→ Work item
Which of the lines in the data mention the string "JSON"? List them all.
Start of Dataset records
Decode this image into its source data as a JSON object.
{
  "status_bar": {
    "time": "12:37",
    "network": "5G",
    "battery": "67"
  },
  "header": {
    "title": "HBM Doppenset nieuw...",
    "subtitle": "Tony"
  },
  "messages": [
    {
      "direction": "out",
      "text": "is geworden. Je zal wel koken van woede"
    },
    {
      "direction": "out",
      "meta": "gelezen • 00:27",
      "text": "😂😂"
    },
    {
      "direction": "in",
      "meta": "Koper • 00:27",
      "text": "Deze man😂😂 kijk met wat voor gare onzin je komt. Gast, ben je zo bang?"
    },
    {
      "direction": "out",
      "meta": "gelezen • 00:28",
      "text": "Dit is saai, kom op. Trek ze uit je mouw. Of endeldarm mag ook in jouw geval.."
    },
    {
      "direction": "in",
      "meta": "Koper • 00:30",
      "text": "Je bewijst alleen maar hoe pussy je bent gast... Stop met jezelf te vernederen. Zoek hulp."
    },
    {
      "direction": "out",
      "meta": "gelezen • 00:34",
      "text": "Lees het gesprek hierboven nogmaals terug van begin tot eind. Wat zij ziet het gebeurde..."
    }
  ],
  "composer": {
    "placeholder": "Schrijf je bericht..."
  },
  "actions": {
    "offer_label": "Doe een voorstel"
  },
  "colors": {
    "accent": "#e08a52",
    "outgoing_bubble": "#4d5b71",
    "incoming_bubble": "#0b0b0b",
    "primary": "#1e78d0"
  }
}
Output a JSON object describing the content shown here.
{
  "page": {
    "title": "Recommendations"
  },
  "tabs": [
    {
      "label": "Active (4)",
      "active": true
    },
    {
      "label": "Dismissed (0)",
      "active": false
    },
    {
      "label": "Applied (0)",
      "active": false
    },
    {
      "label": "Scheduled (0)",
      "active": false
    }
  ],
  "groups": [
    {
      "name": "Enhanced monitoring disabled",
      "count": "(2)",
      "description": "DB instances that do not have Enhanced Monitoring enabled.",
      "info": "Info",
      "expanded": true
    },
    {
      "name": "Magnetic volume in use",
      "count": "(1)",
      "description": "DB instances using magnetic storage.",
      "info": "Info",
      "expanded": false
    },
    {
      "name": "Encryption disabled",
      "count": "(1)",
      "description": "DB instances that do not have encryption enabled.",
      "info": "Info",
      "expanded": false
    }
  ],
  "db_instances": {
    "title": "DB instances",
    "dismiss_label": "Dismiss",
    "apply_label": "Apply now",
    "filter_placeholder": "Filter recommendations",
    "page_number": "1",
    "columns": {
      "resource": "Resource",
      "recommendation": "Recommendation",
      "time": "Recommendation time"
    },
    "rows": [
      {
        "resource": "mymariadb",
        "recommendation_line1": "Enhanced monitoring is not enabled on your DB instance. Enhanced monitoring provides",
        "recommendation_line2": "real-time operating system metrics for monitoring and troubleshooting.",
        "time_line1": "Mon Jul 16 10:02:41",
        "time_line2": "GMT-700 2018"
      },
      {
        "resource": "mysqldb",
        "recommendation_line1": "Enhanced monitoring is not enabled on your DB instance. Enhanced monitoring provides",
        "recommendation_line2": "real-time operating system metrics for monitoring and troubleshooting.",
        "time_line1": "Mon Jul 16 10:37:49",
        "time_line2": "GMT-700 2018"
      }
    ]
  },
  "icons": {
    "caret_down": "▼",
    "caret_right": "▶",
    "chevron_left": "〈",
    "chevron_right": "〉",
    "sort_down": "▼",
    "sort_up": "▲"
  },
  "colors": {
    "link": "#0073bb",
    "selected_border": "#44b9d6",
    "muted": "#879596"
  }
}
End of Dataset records
→ Response to the task
Decode this image into its source data as a JSON object.
Output a JSON object describing the content shown here.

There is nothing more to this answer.